Creating a School Culture that Values Independent Reading

Changing your staff’s attitudes toward educational practices takes time, but it’s something that you can accomplish through continual communication. Staying in touch with staff means attending all meetings; sending them short articles that build their educational knowledge base; providing positive feedback after walkthroughs; and meeting with staff one-on-one or in small groups to have meaningful conversations about best practices in literacy instruction and the power of independent reading. 

The tips that follow can be used to develop a school culture in which independent reading is a central part of your school curriculum.

  • Share the research

Before asking teachers to weave independent reading into their teaching schedule, invite them to read and discuss articles on the power of independent reading from self-selected books. Without the practice that independent reading provides, students’ progress in reading and their ability to comprehend complex texts will be limited. Moreover, when students regularly read self-selected books at school, they develop a love of reading that lasts a lifetime!
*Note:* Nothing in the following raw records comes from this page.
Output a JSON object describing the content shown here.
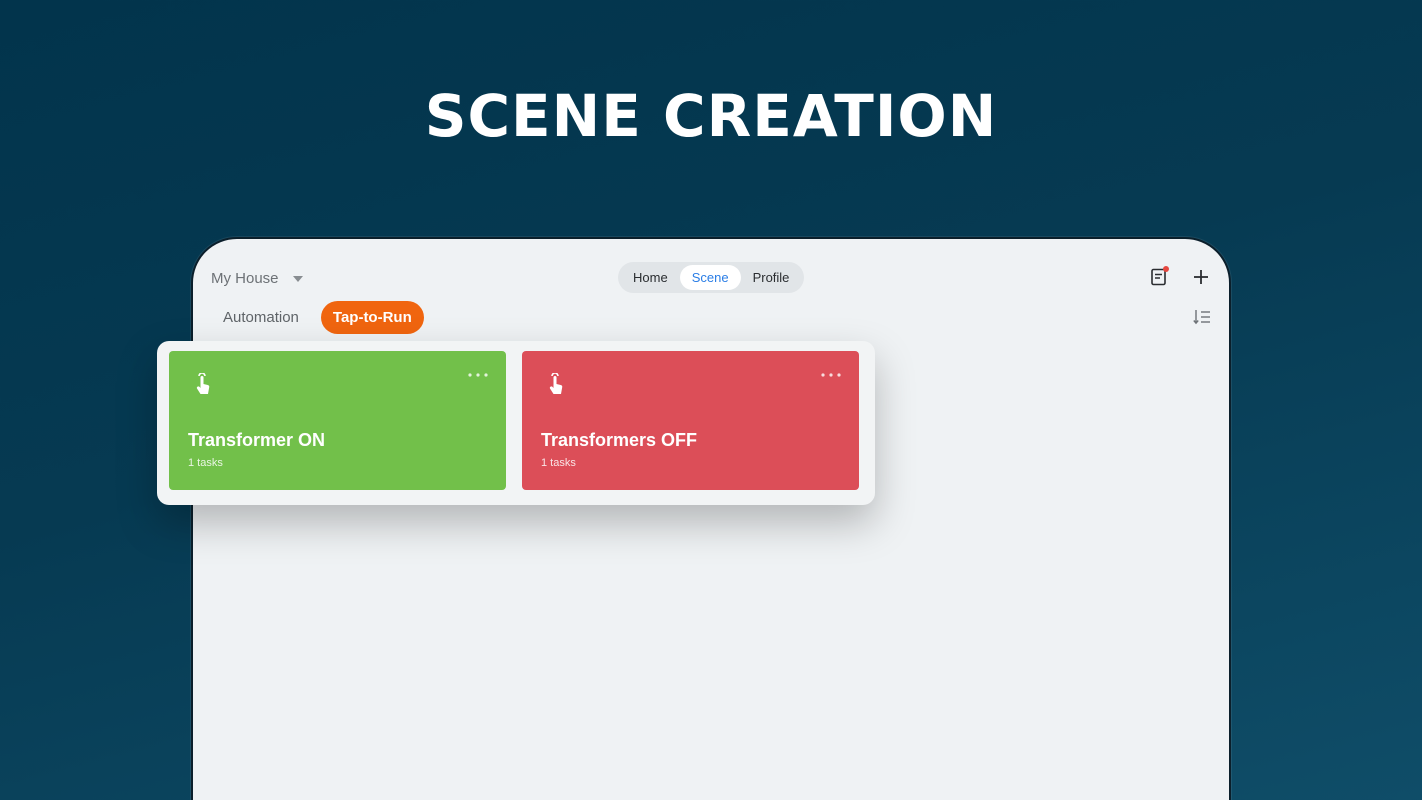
{
  "headline": "SCENE CREATION",
  "home_selector": {
    "label": "My House"
  },
  "nav": {
    "items": [
      {
        "label": "Home",
        "active": false
      },
      {
        "label": "Scene",
        "active": true
      },
      {
        "label": "Profile",
        "active": false
      }
    ]
  },
  "tabs": {
    "automation": "Automation",
    "tap_to_run": "Tap-to-Run"
  },
  "scenes": [
    {
      "name": "Transformer ON",
      "tasks": "1 tasks",
      "color": "#72c04a"
    },
    {
      "name": "Transformers OFF",
      "tasks": "1 tasks",
      "color": "#dc4e58"
    }
  ],
  "icons": {
    "home_dropdown": "chevron-down-icon",
    "notes": "notes-icon",
    "add": "plus-icon",
    "sort": "sort-icon",
    "scene_tap": "tap-hand-icon",
    "scene_more": "more-dots-icon"
  },
  "colors": {
    "accent_orange": "#f0650f",
    "active_blue": "#2b7ee6",
    "notify_red": "#e5473f"
  }
}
Here are four texts you can share with your faculty:

  1. "The Six Ts of Effective Elementary Literacy Instruction" (Richard Allington)
  2. "The Class Library and Effective Independent Reading by Challenging Students" (Jeani Fullard, Lisa Neveitt, and Jennifer Schaffer)
  3. "10 Questions About Independent Reading" (Dana Truby interview with Jennifer Serravallo)
  4. "Every Child, Every Day" (Richard Allington and Rachael E. Gabriel)
  • Speak at faculty meetings and to individual teachers

Extol the benefits of independent reading—students enlarge their vocabulary, build background knowledge, practice applying strategies teachers model, and find pleasure in reading about people and places from the past, present, and future.
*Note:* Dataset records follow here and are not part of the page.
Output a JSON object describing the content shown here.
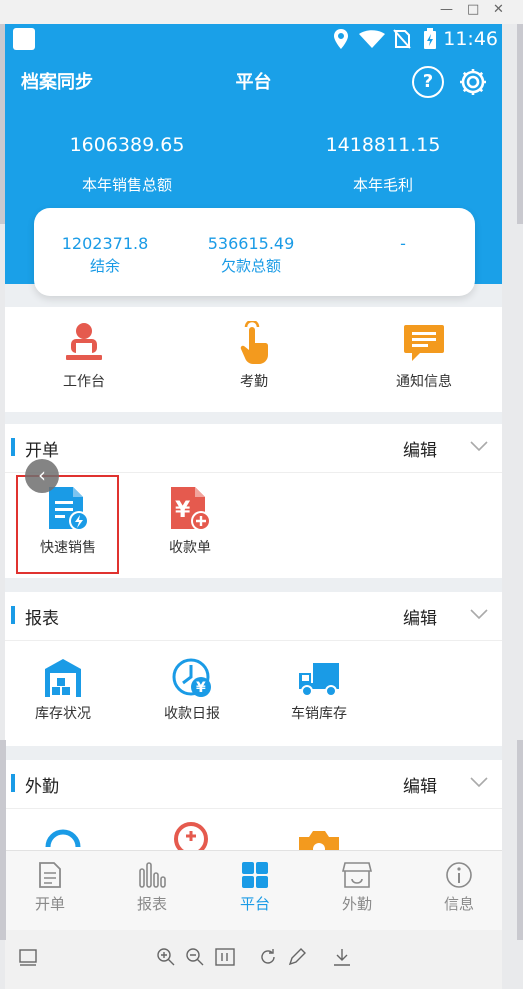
{
  "status_bar": {
    "time": "11:46"
  },
  "header": {
    "sync_label": "档案同步",
    "title": "平台",
    "help_label": "?",
    "stats": [
      {
        "value": "1606389.65",
        "label": "本年销售总额"
      },
      {
        "value": "1418811.15",
        "label": "本年毛利"
      }
    ],
    "card": [
      {
        "value": "1202371.8",
        "label": "结余"
      },
      {
        "value": "536615.49",
        "label": "欠款总额"
      },
      {
        "value": "-",
        "label": ""
      }
    ]
  },
  "quick": [
    {
      "label": "工作台",
      "icon": "workstation-icon"
    },
    {
      "label": "考勤",
      "icon": "tap-hand-icon"
    },
    {
      "label": "通知信息",
      "icon": "message-icon"
    }
  ],
  "sections": [
    {
      "title": "开单",
      "edit": "编辑",
      "items": [
        {
          "label": "快速销售",
          "icon": "quick-sale-icon"
        },
        {
          "label": "收款单",
          "icon": "receipt-icon"
        }
      ]
    },
    {
      "title": "报表",
      "edit": "编辑",
      "items": [
        {
          "label": "库存状况",
          "icon": "warehouse-icon"
        },
        {
          "label": "收款日报",
          "icon": "daily-receipt-icon"
        },
        {
          "label": "车销库存",
          "icon": "truck-icon"
        }
      ]
    },
    {
      "title": "外勤",
      "edit": "编辑"
    }
  ],
  "tabs": [
    {
      "label": "开单",
      "active": false
    },
    {
      "label": "报表",
      "active": false
    },
    {
      "label": "平台",
      "active": true
    },
    {
      "label": "外勤",
      "active": false
    },
    {
      "label": "信息",
      "active": false
    }
  ],
  "colors": {
    "primary": "#1aa0e8",
    "orange": "#f39a1e",
    "red": "#e55a4e",
    "blue": "#1a9be6",
    "highlight": "#e0322f"
  }
}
To expand teachers’ knowledge of the benefits of independent reading, purchase The Book Whisperer by Donalyn Miller (Jossey-Bass, 2009), and invite teachers to read and discuss the book with colleagues.

  • Set aside funds for books

Each year, offer teachers funds for building their classroom libraries. Access to books can bring students into the reading life. Encourage the PTA to do one or two annual fundraisers for classroom libraries.

  • Encourage students to self-select books

Explain to teachers that permitting students to choose their independent reading books means students invest in their reading. (The Scholastic Kids & Family Reading Report found that 91% of kids ages 6–17 say “my favorite books are the ones that I have picked out myself.”)

  • Read aloud to students

Make appointments to read aloud each week to a different class.

  • Become a role model 

Discuss a book you love at assembly or during a school-wide broadcast.

  • Have students share books on the school’s morning broadcast

Invite teachers to choose students to share a great read with the entire school. Peer-to-peer advertising of terrific books is a top-notch way to interest other students in reading.

  • Drop in to classes during independent reading

Catch students reading and loving it! Praise students and show them a book you’re reading. If you have time, join the class and read for 10 to 15 minutes.

  • Designate a weekly independent reading time for the entire school

This shows students and teachers how serious you are about reading self-selected books.

  • Encourage teachers to read while students read

When teachers model that they have and enjoy a personal reading life, they inspire their students to emulate them.

  • Invite teachers to share success stories of student independent reading

They can do this during full faculty meetings and at department or team meetings.

  • Track reading scores

Do this over two to three years to show that when students have a rich, independent reading life, their scores in vocabulary and comprehension improve. Share data with teachers so they see how the changes and adjustments they’ve made are supporting students’ progress.

  • Feature a student’s recommendation for independent reading in the school newsletter

This lets parents know how much you, teachers, and students value independent reading.

  • Commend teachers and students in writing

Don’t overdo written notes, but when you see independent reading flourishing in a class, write a note to the teacher and his or her students. Noticing positive reading practices inspires teachers and students to read even more.

  • Keep parents informed

On back-to-school night, let parents know the benefits of independent reading so they can foster it at home. 

As a principal, you can shape teachers' theories of education by being an instructional leader who brings best practices to your school. The journey can be slow with setbacks, but when teachers help students develop personal reading lives, they prepare their students for life, college, and career. There's nothing better than being part of that outcome!

 

Photo via Steven Depolo